Minions: The Rise of Gru
Was I in a suit? No. Did I see this film in 4DX without truly understanding what 4DX is? Absolutely.
Here I am thinking “oh, maybe I’ll get a little water sprayed on me” and “oh, maybe a little wind or fog action.” What I actually received was a two-hour motion ride starting with the trailer to Thor: Love and Thunder. Almost lost a shoe. There wasn’t a seatbelt, but there I was getting thrown up in the air by an armed chair, punched in the back for reasons that did not match the action on the screen, and out of the blue getting blasted with wind from my headrest and leg rest.
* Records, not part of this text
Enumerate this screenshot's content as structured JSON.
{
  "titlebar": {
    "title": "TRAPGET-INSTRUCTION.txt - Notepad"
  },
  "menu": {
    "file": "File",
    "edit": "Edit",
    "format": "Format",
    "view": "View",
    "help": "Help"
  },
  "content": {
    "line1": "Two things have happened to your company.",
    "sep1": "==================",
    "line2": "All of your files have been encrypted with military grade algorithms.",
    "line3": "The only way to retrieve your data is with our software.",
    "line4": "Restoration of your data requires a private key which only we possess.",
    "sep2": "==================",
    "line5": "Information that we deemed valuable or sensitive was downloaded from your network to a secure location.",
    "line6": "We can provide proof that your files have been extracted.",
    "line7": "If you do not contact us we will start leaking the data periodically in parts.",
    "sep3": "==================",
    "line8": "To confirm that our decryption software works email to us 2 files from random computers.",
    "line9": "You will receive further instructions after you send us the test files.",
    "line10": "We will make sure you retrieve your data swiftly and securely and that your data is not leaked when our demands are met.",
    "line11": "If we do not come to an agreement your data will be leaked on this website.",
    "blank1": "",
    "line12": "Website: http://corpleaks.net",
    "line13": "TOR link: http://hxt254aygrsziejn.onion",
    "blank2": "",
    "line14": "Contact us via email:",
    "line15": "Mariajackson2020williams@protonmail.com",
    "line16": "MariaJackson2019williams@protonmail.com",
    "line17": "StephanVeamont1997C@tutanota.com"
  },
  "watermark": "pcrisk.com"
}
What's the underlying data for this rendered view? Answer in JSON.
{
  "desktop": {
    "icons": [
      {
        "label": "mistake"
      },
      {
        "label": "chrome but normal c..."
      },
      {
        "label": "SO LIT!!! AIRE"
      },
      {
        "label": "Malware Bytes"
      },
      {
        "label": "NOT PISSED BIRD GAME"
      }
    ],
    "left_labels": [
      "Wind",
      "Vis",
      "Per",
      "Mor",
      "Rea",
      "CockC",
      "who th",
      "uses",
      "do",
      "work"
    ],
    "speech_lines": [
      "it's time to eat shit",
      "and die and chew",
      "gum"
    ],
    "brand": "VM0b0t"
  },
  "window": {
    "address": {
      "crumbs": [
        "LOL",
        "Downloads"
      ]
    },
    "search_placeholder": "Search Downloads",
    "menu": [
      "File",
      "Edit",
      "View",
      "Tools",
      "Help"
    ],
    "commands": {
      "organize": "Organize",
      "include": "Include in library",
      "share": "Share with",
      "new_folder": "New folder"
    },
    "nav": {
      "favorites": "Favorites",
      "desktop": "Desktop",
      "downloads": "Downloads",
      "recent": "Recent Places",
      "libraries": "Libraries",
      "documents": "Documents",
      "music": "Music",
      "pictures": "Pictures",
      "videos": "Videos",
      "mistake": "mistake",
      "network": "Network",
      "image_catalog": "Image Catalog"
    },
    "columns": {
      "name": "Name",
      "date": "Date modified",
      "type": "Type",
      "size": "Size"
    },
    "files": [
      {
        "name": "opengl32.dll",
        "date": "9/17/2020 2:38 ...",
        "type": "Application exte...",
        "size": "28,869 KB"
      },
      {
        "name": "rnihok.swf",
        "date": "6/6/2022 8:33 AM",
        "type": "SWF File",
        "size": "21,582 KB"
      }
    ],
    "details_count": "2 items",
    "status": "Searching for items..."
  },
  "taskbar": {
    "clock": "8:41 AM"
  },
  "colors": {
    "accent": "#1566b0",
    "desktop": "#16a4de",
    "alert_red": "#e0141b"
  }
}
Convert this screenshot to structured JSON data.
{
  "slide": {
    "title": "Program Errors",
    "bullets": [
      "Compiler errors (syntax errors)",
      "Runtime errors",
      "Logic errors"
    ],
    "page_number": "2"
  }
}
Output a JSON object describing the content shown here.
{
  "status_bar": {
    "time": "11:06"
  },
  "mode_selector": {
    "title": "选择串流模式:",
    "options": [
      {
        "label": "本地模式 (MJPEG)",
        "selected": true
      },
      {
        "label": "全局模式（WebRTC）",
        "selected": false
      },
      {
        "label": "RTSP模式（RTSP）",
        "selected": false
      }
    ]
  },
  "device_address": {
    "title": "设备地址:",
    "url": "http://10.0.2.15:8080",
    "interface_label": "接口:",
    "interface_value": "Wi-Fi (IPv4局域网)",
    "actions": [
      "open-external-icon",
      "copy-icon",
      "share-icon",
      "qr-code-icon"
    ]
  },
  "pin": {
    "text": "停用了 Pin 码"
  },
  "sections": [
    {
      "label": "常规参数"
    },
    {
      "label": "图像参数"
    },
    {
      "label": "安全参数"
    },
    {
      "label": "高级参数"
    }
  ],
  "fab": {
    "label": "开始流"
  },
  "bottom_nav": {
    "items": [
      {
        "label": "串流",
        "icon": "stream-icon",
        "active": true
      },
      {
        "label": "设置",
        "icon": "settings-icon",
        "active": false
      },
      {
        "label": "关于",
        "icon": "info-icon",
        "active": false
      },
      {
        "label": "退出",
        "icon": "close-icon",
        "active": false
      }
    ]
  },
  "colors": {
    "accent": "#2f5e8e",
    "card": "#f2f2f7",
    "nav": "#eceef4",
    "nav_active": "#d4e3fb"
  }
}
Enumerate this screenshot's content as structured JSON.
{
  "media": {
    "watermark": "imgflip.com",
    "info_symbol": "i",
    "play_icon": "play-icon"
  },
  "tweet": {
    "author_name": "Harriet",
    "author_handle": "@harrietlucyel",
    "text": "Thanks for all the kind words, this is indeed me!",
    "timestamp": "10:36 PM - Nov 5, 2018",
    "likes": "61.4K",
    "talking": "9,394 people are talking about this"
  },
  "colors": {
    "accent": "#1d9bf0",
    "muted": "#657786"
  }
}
I took my parents to this - I don’t know if they can even recall the plotline, but it was by far the best movie theater experience of the year for me.
This cinematic masterpiece follows a child-sized 1970s Gru (Steve Carell) in his early quest to become the most fabulous supervillain - by joining the notorious Vicious 6. The Vicious 6 have kicked their former leader, Wild Knuckles (Gru’s favorite), to the curb and are taking evil applicants. Gru is confident as hell. No need for any more Minions - they’re fired. What high-league villain needs a good support system? Unfortunately, it turns out that he got to the interview stage by accident, and the Vicious 6 make fun of him (a 12-year-old with a combover) and tell him his supervillain dream is shit. To get back at them, Gru steals a medallion from the Vicious 6 which leads to a nationwide chase. Wild Knuckles kidnaps Gru to get the medallion, but things go awry when Wild Knuckles realizes Gru doesn’t have it - a Minion named Otto lost it. If the Minions can’t get Wild Knuckles the medallion in just a couple of days, Gru will be killed.
Kevin, Stuart (Capricorn), and Bob make their way to San Francisco to save Gru, getting trained by Master Chow (Michelle Yeoh) along the way. However, Gru strikes up a friendship with Wild Knuckles whose own minions have just abandoned him. The scene where Otto is tricycling across the country combined with the 4DX chair trying to launch me into the next dimension is now a core memory.
At this point, this franchise could run the well dry and I’d still show up to the theater. Something is very striking about this kid who wants to be a great supervillain also having a really big heart - it’s the same theme in every movie but it still hits. It’s hard for any follow-up movie to be as strong as the original Despicable Me, nor do I think this film matches the Pharrell-made and curated soundtracks of the originals. I didn’t necessarily find this script to be as strong either. There were quite a few funny beats (per the genre and style) and things went smoothly, but it’s easy to tell that they’re squeezing everything left out of this franchise. Clearly, the Minions TV show isn’t quite going in the direction of Lilo & Stitch: The Series popularity-wise. The Minion movies are the real cash cow for Universal Pictures.
Ultimately, I wish there was more Michelle Yeoh (I always wish there was more Michelle Yeoh). However, for the curated age range of appeal (The Secret Life of Pets crowd), I think the story offers a great time and a great message. For the actual range of appeal (gen-Z), I think that this is more about the group experience over anything else. It doesn’t matter what a Minion does, we will absolutely capitalistically invest in it.